* **Work instructions**: Output the number of lines in the entries below with the string "JSON" in them, and nothing further.

[Data records for software interfaces]
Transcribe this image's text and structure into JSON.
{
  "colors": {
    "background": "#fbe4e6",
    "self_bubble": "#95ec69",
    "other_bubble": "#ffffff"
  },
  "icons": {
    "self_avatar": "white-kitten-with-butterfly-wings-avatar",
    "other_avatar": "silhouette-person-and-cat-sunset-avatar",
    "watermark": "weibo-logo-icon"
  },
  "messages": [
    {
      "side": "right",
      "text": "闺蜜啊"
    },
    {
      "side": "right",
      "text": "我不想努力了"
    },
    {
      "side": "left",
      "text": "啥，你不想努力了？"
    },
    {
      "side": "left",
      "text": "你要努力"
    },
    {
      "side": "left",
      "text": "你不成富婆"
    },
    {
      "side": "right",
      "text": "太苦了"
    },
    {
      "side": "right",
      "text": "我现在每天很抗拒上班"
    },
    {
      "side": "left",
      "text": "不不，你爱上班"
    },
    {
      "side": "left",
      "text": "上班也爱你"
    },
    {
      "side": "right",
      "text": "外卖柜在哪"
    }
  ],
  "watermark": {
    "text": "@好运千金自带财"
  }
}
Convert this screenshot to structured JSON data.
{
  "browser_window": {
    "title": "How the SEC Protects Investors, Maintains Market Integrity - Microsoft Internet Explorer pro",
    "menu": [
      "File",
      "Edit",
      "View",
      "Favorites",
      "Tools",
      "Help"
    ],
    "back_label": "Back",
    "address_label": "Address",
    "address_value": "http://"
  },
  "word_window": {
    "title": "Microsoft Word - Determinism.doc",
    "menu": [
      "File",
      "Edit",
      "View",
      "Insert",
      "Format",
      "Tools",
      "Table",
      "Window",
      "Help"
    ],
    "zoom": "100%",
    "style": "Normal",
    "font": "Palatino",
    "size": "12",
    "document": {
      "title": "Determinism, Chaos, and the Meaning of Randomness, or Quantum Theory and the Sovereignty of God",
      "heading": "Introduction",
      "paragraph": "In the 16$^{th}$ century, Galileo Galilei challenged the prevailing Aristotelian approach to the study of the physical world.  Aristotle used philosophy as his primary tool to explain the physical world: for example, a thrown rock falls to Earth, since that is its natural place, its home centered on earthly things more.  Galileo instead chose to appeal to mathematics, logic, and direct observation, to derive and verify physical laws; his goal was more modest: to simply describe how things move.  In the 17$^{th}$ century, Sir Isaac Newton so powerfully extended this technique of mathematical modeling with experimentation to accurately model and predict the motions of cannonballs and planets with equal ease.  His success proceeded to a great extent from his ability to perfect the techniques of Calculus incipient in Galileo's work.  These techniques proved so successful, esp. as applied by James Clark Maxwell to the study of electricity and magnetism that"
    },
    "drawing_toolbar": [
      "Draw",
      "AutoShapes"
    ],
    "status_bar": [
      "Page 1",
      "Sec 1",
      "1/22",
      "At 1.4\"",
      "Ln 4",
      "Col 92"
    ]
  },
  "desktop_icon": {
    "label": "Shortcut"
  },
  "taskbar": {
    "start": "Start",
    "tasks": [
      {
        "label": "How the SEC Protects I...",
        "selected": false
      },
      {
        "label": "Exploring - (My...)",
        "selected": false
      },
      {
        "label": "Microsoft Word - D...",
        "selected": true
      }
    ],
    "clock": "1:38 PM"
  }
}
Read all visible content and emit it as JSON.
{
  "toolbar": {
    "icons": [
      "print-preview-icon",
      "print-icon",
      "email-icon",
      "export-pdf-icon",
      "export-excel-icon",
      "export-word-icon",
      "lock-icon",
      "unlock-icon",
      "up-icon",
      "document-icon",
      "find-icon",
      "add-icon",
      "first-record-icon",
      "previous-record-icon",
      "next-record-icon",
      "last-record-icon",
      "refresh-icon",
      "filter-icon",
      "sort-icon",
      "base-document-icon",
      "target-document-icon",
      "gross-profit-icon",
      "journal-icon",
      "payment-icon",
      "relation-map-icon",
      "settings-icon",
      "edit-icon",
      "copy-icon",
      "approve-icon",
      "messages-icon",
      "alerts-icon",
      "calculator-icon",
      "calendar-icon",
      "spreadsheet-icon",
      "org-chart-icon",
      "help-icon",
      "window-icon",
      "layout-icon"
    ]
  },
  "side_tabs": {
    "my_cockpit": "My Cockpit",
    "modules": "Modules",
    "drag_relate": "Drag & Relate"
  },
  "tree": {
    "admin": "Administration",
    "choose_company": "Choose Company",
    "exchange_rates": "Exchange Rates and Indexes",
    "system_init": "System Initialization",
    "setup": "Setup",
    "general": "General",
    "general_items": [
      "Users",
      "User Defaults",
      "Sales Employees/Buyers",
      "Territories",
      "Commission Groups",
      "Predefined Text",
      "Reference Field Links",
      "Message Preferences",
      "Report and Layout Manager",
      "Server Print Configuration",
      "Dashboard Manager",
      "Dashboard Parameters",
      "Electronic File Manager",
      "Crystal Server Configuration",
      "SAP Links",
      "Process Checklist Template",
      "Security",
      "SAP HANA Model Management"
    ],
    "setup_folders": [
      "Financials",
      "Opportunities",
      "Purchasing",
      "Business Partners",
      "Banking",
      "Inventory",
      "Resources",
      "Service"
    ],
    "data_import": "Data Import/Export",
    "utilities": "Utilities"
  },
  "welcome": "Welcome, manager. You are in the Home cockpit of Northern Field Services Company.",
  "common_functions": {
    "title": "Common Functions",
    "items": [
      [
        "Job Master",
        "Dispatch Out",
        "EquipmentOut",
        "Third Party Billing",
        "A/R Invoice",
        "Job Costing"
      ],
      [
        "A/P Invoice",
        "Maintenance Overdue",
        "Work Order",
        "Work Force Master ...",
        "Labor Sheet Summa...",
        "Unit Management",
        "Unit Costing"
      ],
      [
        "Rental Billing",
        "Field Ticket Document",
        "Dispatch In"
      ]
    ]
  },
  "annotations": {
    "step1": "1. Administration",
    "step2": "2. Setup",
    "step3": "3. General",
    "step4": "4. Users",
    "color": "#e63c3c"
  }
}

* **Response**: 3